However, the game has a few gameplay negatives you can’t ignore. The first is that despite having a lot of impactful and dramatic scenes, these scenes rarely have any visual representation, which makes them feel flatter than they should have. Additionally, there are weird load times when bringing up the dialogue log where they are otherwise absent. Finally, the game has no skip button, which is basically a crime for any visual novel, which makes playing through the game a slog when exploring several options and dialogue choices.
Overall, while there are a lot of underwhelming aspects in Yurukill: The Calumniation Games, the murder mystery character-driven narrative is executed exceedingly well for the most part, and the puzzles and shoot ’em-up gameplay is an exciting mashup.
Are you a fan of visual novels? DO you enjoy murder? Let BagoGames know your thoughts in the comments section below
Yurukill: The Calumniation Games
- Great premise
- Great shoot em up gameplay
- Great models and visuals

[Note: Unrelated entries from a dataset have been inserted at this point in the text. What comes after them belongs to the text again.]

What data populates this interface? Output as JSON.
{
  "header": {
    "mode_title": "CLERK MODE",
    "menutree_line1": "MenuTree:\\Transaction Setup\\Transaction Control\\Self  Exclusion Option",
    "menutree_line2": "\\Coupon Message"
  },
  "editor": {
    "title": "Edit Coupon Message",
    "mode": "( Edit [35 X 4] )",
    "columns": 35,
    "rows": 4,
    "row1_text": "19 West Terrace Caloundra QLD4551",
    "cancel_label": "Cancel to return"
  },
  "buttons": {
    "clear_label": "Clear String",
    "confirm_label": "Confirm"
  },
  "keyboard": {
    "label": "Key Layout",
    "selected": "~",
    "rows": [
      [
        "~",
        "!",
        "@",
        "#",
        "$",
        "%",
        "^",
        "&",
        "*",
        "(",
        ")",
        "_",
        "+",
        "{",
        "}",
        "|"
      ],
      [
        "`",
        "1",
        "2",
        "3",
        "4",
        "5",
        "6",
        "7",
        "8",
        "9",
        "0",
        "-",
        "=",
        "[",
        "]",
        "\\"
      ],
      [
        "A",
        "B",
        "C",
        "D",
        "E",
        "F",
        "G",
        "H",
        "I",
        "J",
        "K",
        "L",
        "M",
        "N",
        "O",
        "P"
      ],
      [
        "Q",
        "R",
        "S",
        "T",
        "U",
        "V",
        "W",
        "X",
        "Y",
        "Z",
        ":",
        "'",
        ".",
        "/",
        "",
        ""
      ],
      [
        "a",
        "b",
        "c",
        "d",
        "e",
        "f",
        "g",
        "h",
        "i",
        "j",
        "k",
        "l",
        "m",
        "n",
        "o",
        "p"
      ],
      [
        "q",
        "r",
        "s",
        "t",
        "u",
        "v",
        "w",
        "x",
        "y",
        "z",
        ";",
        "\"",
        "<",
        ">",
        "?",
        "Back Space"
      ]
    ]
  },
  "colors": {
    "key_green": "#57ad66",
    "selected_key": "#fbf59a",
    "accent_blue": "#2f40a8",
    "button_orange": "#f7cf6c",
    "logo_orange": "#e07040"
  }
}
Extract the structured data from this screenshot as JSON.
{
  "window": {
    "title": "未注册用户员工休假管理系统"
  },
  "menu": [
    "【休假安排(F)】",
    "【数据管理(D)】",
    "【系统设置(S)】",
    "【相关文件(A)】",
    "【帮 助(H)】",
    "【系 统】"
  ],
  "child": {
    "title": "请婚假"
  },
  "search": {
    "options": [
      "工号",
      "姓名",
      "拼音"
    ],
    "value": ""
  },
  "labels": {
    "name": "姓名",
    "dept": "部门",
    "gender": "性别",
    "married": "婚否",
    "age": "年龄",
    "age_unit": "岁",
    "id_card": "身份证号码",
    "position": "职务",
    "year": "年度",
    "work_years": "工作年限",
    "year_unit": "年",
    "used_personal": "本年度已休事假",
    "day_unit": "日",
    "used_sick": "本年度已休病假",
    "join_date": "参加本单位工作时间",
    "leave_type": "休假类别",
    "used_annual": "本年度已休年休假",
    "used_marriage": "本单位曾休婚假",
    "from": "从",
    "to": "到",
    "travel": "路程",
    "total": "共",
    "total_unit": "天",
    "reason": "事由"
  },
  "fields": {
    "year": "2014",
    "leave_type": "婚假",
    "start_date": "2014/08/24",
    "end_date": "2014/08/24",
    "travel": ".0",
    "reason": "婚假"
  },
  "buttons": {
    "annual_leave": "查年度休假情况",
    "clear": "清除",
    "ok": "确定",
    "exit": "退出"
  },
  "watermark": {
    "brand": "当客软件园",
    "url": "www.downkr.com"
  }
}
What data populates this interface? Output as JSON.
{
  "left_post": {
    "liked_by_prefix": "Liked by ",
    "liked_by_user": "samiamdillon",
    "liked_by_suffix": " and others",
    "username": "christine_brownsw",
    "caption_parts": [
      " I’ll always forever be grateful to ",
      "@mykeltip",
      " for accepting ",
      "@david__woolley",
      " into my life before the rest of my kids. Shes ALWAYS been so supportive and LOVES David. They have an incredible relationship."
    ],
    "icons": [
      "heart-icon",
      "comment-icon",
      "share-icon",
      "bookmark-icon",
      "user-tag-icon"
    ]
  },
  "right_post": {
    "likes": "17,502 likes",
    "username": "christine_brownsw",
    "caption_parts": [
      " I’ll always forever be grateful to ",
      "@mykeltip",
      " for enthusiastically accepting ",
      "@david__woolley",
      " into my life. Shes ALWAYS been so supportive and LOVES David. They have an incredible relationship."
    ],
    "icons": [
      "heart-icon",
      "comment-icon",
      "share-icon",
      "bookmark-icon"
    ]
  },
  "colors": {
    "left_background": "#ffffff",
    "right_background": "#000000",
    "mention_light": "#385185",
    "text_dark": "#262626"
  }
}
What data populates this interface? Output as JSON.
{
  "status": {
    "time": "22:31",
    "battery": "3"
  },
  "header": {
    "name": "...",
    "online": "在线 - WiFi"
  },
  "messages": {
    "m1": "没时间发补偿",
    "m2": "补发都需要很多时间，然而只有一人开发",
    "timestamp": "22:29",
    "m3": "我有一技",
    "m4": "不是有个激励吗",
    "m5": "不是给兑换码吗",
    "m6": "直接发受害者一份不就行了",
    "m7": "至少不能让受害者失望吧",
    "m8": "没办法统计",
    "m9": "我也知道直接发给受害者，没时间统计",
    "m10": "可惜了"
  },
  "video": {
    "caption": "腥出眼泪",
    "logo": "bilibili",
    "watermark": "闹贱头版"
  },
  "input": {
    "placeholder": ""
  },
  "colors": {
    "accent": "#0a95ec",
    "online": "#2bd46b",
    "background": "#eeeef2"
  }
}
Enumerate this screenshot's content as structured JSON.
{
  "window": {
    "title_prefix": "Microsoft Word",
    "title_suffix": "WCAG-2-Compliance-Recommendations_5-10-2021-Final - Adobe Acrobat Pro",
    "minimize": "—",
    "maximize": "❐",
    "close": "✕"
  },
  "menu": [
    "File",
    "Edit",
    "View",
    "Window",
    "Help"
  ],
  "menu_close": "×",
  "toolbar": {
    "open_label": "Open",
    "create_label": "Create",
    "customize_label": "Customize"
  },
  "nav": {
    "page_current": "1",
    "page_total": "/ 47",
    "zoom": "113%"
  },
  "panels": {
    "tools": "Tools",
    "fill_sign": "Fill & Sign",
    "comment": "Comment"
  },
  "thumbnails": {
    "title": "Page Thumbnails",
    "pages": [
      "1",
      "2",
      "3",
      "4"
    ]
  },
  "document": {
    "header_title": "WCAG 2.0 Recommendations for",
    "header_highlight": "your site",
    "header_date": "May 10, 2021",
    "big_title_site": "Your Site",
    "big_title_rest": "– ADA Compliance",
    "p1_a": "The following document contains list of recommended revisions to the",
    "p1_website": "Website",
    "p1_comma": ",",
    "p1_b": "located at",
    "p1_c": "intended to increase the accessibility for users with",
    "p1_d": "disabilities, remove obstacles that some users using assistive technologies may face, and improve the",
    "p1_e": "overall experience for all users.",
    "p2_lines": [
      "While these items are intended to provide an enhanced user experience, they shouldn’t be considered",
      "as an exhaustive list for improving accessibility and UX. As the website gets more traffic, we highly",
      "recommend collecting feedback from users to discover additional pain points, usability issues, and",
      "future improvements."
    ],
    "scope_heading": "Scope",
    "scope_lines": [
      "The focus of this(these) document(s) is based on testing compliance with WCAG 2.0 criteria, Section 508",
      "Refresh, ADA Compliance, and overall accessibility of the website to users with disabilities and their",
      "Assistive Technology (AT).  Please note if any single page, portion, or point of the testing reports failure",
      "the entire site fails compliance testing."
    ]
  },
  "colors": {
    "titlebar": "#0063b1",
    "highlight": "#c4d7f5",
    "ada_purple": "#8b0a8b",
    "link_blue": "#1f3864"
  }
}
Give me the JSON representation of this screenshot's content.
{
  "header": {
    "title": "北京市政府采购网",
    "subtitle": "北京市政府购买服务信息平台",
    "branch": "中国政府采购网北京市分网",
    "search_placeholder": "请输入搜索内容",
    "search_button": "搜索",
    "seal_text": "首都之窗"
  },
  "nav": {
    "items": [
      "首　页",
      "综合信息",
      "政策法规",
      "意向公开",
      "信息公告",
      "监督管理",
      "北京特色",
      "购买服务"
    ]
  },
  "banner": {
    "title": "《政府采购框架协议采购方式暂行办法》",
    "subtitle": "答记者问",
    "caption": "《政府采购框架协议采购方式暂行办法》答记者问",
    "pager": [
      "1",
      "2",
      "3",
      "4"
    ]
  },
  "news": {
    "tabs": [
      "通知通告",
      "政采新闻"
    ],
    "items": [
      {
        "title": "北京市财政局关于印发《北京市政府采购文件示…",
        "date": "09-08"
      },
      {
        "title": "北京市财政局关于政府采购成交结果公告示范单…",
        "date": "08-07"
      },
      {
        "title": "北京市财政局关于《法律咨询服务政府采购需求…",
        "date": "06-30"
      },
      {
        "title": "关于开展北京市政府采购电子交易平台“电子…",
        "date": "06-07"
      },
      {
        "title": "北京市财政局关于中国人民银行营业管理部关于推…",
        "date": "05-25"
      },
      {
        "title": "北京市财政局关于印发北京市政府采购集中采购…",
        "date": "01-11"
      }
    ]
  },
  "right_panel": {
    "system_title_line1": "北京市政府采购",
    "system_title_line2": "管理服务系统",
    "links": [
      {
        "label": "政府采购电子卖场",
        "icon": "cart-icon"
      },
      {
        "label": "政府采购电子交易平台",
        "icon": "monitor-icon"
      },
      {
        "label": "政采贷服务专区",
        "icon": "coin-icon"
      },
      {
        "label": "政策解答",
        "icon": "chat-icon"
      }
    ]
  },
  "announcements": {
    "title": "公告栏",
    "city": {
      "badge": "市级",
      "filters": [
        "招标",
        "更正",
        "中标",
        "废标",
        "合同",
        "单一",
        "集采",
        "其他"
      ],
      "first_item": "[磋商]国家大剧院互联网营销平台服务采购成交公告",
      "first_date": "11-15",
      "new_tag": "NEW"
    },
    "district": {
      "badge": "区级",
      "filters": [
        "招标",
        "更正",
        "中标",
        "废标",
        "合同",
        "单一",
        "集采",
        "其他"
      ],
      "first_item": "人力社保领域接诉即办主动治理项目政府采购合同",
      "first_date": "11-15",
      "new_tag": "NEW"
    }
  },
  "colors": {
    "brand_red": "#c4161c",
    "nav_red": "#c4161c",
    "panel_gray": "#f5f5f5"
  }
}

- Some dull narrative moments
- Weird load times
- Some lackluster visual representation